This page provides general information about West Nile Virus (WNV) and measures developed by the Minnesota Environmental Public Health Tracking (MN Tracking) Program. For more information about these data, contact MN Public Health Data Access.


For confirmed human WNV cases in Minnesota:

  • The numbers of WNV by year, month, sex, or age group in Minnesota.
  • If a segment of a population is at higher risk for WNV.
  • If a measure is going up or down over time.
  • Provide information to the public about WNV in Minnesota.
  • State and local partners can use these data for program planning and evaluation.
  • Inform prevention guidelines for targeted public awareness and prevention campaigns during peak mosquito season.
  • MDH Vectorborne Disease Unit and the MN MDH Climate and Health Program can use these data to inform their programs. 
  • The total burden of WNV in a population, since not all WNV cases are diagnosed or reported.
  • Where the person was when they were exposed to the infected mosquito.
  • The number or rate of occupationally-acquired WNV in Minnesota.
  • How much or if climate change has influenced WNV case numbers.
  • WNV is a notifiable condition, so data is collected by the MDH Vectorborne Diseases Unit under Minnesota statute 4605.7040 B. 


  • The number indicates the total number of confirmed human cases of WNV.

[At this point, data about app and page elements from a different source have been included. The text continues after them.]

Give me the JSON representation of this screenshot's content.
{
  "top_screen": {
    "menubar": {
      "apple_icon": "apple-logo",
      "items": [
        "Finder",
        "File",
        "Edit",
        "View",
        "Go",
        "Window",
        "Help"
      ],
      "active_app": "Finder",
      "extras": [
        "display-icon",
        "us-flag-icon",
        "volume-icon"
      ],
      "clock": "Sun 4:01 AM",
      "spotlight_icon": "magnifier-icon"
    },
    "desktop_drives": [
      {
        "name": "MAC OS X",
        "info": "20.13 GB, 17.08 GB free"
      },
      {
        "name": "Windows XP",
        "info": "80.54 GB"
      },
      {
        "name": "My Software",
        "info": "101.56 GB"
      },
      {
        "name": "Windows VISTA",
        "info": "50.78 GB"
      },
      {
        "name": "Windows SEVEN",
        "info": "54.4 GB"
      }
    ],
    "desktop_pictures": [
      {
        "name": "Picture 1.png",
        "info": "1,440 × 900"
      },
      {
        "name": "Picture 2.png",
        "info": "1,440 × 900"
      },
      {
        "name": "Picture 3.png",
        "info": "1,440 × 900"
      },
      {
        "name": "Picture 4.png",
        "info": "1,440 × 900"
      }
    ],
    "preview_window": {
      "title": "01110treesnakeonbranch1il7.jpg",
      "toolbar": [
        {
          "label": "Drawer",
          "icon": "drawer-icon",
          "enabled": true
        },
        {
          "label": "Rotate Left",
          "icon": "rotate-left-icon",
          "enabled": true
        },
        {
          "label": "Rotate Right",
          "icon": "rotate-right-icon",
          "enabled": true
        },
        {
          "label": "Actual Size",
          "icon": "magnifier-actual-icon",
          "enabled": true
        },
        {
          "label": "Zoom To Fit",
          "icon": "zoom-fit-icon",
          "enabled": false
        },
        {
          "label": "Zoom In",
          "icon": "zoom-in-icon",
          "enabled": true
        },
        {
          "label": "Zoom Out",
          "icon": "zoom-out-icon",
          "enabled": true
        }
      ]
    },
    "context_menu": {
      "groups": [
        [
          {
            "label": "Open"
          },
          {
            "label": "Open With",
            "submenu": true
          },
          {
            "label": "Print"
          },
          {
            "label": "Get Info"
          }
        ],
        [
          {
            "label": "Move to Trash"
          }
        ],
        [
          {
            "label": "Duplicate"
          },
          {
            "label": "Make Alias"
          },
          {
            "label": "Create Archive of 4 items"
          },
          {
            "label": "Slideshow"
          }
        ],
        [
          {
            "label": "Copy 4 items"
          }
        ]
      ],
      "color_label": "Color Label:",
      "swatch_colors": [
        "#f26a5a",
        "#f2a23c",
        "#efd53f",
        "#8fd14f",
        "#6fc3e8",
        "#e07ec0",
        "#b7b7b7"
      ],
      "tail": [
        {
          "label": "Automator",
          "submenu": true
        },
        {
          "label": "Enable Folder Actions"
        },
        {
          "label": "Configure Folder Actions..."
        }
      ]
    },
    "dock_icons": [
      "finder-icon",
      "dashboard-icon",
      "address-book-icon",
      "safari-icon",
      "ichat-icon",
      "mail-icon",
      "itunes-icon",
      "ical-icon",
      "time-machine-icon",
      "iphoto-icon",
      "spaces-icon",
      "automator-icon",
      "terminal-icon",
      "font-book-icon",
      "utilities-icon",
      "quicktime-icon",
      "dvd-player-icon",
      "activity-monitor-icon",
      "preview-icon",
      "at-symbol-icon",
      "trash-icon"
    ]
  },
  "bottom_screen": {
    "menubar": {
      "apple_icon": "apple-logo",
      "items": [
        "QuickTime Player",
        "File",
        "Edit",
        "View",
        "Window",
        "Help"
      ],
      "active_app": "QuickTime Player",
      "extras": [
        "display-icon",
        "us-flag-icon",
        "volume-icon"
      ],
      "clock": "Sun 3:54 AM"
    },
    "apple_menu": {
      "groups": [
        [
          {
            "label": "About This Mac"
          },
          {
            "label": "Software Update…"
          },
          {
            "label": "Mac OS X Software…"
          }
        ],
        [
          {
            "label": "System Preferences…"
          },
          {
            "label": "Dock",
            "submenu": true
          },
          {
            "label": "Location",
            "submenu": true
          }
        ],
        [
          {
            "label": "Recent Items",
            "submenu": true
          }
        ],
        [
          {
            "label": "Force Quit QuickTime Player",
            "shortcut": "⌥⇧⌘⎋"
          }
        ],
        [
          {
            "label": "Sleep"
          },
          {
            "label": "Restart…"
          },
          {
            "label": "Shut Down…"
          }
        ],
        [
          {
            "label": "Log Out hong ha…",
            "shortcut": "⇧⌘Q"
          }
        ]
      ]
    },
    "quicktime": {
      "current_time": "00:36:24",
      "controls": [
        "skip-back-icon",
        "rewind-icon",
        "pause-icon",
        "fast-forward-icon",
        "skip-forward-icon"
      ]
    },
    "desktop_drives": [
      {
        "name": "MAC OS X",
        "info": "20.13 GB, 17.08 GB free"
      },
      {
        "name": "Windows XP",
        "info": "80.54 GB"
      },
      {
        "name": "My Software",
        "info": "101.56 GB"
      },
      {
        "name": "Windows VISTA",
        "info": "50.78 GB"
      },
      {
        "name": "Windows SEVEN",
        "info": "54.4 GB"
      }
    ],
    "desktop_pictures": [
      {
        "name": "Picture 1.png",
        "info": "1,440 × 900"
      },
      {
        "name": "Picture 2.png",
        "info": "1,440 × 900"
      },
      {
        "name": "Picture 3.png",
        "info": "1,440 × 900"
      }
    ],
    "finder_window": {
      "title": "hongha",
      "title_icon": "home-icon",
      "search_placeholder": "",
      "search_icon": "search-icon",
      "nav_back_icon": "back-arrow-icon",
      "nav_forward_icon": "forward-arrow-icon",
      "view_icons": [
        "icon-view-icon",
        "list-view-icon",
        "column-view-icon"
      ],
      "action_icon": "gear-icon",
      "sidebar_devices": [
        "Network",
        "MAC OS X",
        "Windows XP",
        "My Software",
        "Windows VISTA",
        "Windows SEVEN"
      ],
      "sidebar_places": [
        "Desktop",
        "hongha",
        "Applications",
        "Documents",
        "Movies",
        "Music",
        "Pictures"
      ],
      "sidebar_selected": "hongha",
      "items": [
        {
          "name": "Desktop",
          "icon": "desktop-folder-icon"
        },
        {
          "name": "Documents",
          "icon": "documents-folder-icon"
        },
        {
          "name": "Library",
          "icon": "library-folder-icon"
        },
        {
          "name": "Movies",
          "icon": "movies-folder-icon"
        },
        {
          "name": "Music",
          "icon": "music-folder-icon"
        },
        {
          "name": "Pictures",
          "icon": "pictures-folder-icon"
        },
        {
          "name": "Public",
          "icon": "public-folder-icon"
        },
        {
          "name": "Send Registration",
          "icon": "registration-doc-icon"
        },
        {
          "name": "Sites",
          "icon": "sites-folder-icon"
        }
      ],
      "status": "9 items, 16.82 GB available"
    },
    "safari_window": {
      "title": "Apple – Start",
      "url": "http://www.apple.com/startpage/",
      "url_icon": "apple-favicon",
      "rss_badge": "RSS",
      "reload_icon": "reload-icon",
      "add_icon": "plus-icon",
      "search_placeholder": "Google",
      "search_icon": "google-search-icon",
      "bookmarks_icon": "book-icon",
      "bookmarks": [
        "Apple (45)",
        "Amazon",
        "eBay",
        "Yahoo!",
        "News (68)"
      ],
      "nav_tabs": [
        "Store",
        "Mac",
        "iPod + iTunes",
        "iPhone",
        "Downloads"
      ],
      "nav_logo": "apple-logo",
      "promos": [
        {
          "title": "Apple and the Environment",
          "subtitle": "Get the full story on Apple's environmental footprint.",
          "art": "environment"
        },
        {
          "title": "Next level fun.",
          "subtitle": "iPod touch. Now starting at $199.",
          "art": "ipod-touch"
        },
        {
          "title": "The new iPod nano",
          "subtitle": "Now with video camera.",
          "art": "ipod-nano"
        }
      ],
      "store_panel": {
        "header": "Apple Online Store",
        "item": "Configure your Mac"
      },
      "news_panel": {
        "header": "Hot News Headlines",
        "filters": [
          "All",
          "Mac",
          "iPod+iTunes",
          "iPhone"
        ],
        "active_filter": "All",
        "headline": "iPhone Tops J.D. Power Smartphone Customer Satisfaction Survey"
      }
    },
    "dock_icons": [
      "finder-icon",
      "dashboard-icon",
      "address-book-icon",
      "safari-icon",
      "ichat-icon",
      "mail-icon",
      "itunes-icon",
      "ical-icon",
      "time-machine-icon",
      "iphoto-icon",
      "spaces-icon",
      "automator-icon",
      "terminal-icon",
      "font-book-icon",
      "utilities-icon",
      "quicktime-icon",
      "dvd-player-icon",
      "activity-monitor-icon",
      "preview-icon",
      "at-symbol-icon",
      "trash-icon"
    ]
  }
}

  • The map of WNV occurrence is based on the average incidence (cases/100,000 population) of WNV cases in Minnesota from 2002-2016. Annual incidence rates were calculated for each year and then averaged for the entire time period of 2002-2016. Cases are categorized by patient's county of residence, which may not represent exposure location.
  • Cases are Minnesota residents diagnosed with WNV reported to the Minnesota Department of Health by health care providers and diagnostic laboratories.
  • WNV is a nationally notifiable disease with a standard case definition based on clinically compatible illness and laboratory confirmation. 
  • Minnesotans need to see a health care provider and be diagnosed with WNV to be considered a case; those who do not seek medical care will not be included in the case count.
  • Most people infected with West Nile virus will be either asymptomatic or experience a flu-like illness. These cases will likely not seek care and not be included in the total case count.
  • Underreporting of WNV due to incomplete diagnostic testing is a significant concern for data quality. 
  • The rates are not age-adjusted. It is not appropriate to compare groups, such as age groups and counties, due to this limitation.